Phishing email scams are when fraudsters pose as legitimate organisations to dupe people into sharing their personal information with them. The information is then used to access important accounts and can result in identity theft and financial loss. Sadly, there’s no simple way to prevent fraudsters from doing this, but as a company there are steps you can take to mitigate the risk of cybercriminals fraudulently targeting your organisation.
1. Filter or block incoming phishing emails
Emails coming into your employees’ inboxes should be checked for spam, phishing and malware. You can do this by adding filtering/blocking controls to your email server. Filtering usually sends incoming emails to your junk/spam folder, while blocking means the email won’t get delivered at all.
If you use a cloud-based email provider, like Outlook, make sure its filtering/blocking service meets your organisation’s needs, and that it’s switched on as default for all your users.
2. Encourage employees to be vigilant
There’s no failsafe way to stop phishing emails, so it’s worth educating your employees on what to look out for should a rogue email land in their inbox. Common signs of phishing emails include:
- Weird email addresses that don’t feature the name of the company that’s supposedly sent the email
- Urgent requests for action – for example, ‘Your Amazon account has been hacked. Click on the link now to update your personal information.’
- Suspicious links in the body of the email. You can use a URL checker (see panel below) to check and see if a URL is legitimate or not

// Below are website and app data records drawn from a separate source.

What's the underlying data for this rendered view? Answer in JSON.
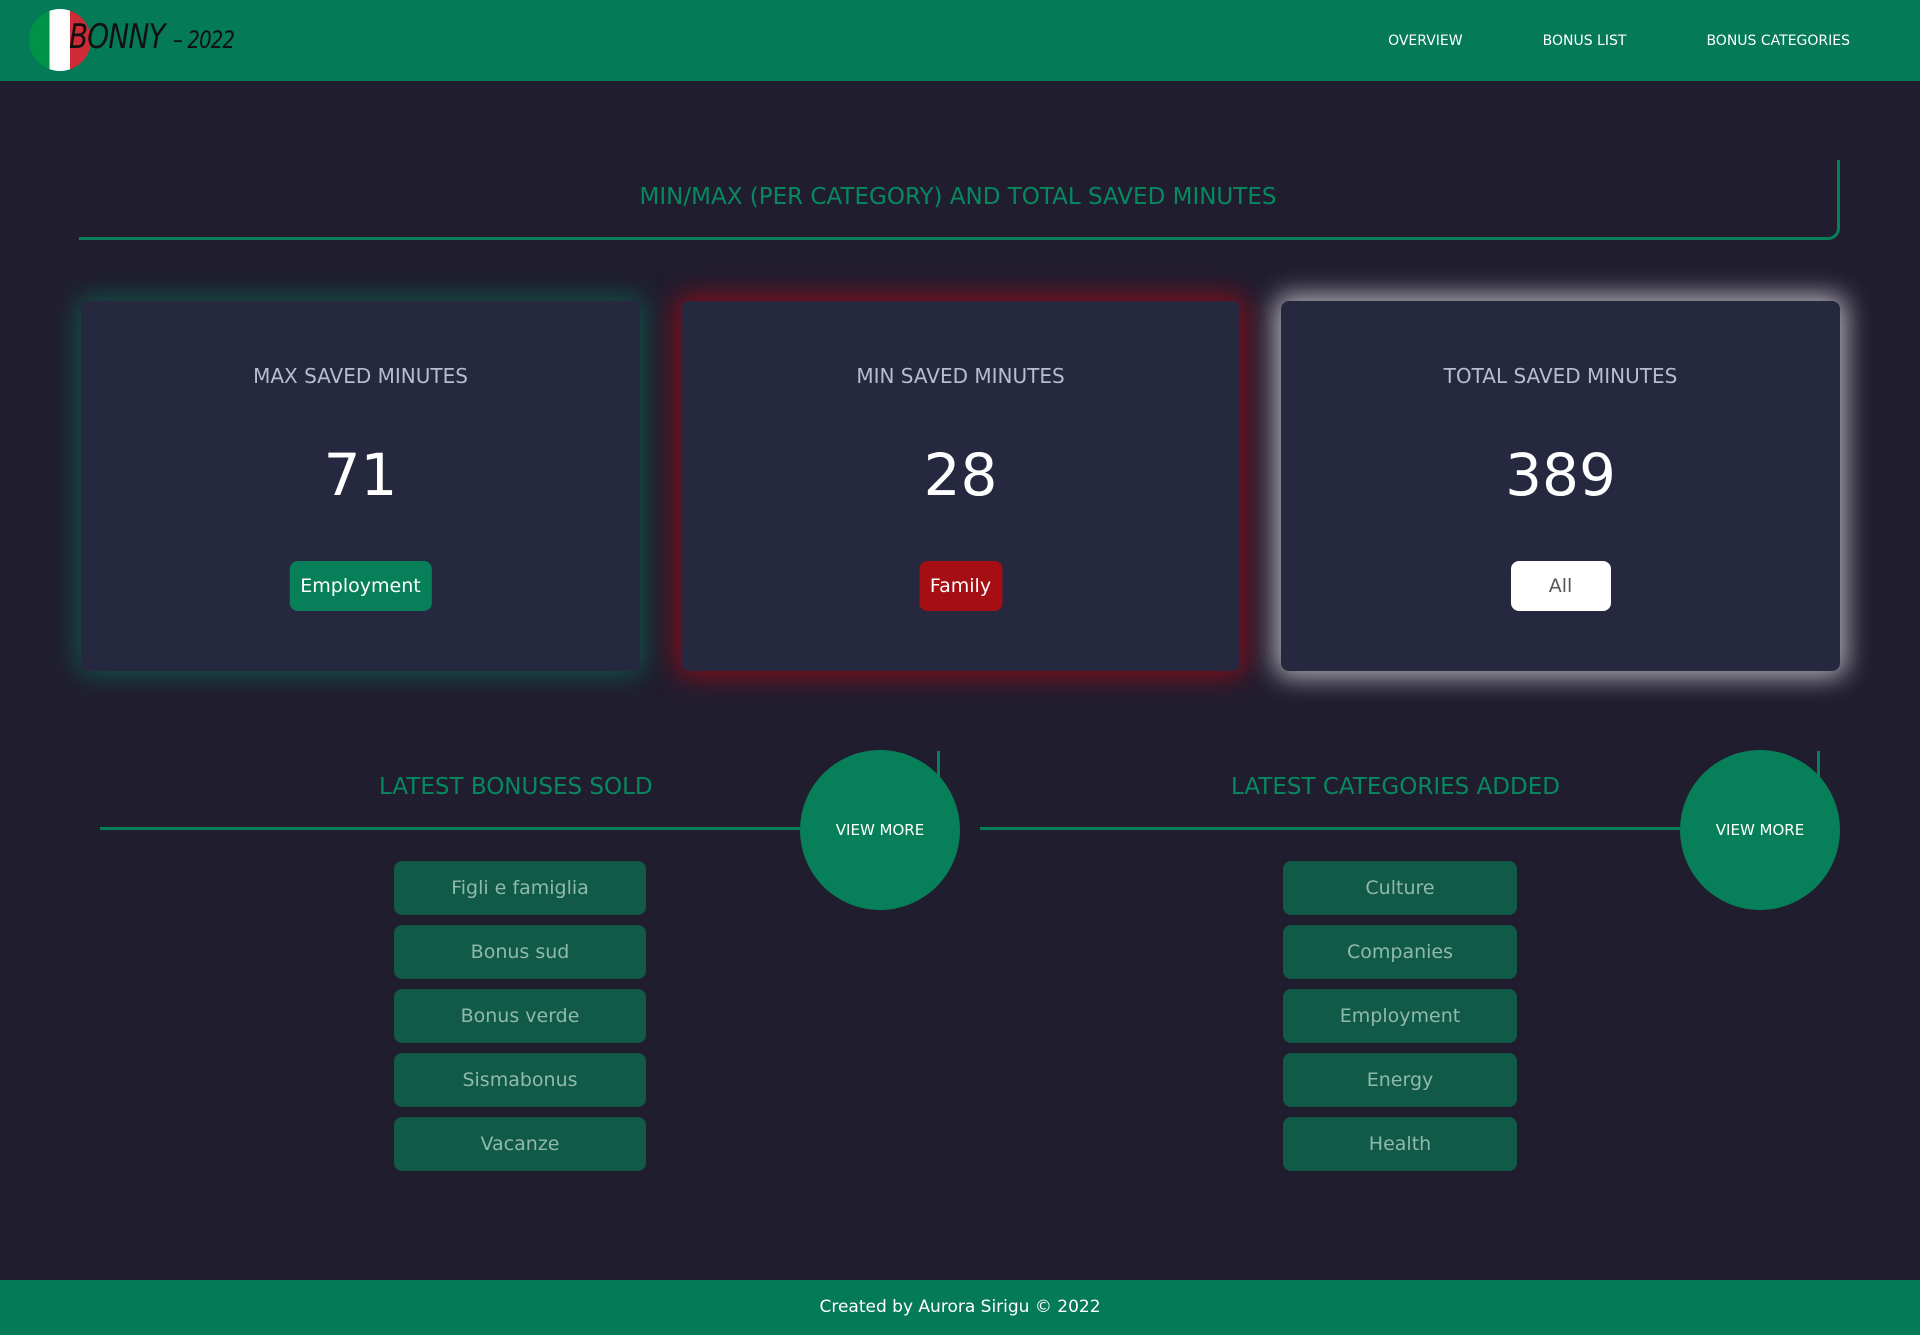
{
  "header": {
    "logo_text": "BONNY",
    "logo_year": "– 2022",
    "nav": [
      "OVERVIEW",
      "BONUS LIST",
      "BONUS CATEGORIES"
    ]
  },
  "section_title": "MIN/MAX (PER CATEGORY) AND TOTAL SAVED MINUTES",
  "cards": [
    {
      "label": "MAX SAVED MINUTES",
      "value": "71",
      "badge": "Employment"
    },
    {
      "label": "MIN SAVED MINUTES",
      "value": "28",
      "badge": "Family"
    },
    {
      "label": "TOTAL SAVED MINUTES",
      "value": "389",
      "badge": "All"
    }
  ],
  "latest_bonuses": {
    "title": "LATEST BONUSES SOLD",
    "view_more": "VIEW MORE",
    "items": [
      "Figli e famiglia",
      "Bonus sud",
      "Bonus verde",
      "Sismabonus",
      "Vacanze"
    ]
  },
  "latest_categories": {
    "title": "LATEST CATEGORIES ADDED",
    "view_more": "VIEW MORE",
    "items": [
      "Culture",
      "Companies",
      "Employment",
      "Energy",
      "Health"
    ]
  },
  "footer": "Created by Aurora Sirigu © 2022",
  "colors": {
    "primary_green": "#057a57",
    "background": "#201d2f",
    "card_background": "#262840",
    "danger_red": "#a50e12"
  }
}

- Emails with bad grammar and spelling mistakes
See the National Cyber Security Centre (NCSC) website for more ways to spot a scam email.
If an employee does receive a suspicious email in their inbox (not their junk or spam folders as these have already been filtered), encourage them to report it. They can do so by forwarding it to [email protected]. You should also encourage them to make your IT team aware of any phishing scams so that they are aware that the company’s technical defences have been compromised.
Remember, training can help users spot phishing emails, but no amount of training can help them spot every email. Don’t put all the responsibility for the prevention of phishing on your employees’ shoulders.
3. Protect your devices from malware
Malware stands for malicious software and often cybercriminals will attempt to install it on your devices through links in phishing emails.
Prevent attackers from exploiting vulnerabilities in your organisation by making sure your company is running the latest version of any software and only uses supported devices. For more on this, see the NCSC’s Device Security Guidance.
You can also help employees to avoid clicking on malicious websites by making sure they’re working on the most up to date version of their browser. Organisations should also run security software to block attempts to click through to websites that have been identified as hosting malware or phishing campaigns.
4. Protect your accounts with effective login procedures
Cybercriminals often try to target businesses through a user’s login details. Make sure your company’s login processes are robust and resistant to phishing. Add security to user logins by asking for two-factor authentication. Also, make sure you suspend email accounts that are no longer active.
Password managers are also a useful way to ensure staff use unique and difficult to guess passwords to access work accounts online. Please note however that some password managers, like all software, might have vulnerabilities, so do your research before you introduce one to your organisation. See the Password manager buyer’s guide.
You should also keep the number of people with access to important company information online to an absolute minimum.
5. Apply anti-spoofing controls
The government are encouraging organisations to set up Domain-based Message Authentication, Reporting and Conformance (DMARC), which is an email standard that protects company domains from unauthorised access and usage. The benefits of doing this are that it helps prevent cybercrime, it improves trust in the emails your company sends, and it gives you access to reports on the legitimate and fraudulent use of your domains.
We recommend you speak to your IT team/person about the practicalities of implementing this, and remember to whitelist the genuine sources of emails for your domain, such as ecommerce and newsletter systems.
These tips should help mitigate against some of the risk of your company being subject to a phishing attack. Remember, there’s no one fool-proof way to do this, the NCSC therefore recommend you take a multi-layered approach.
For more information, see the NCSC website.
Unsure whether a URL is legitimate?
These handy tools can help you if a site has been listed for having been detected as containing malicious software or scams: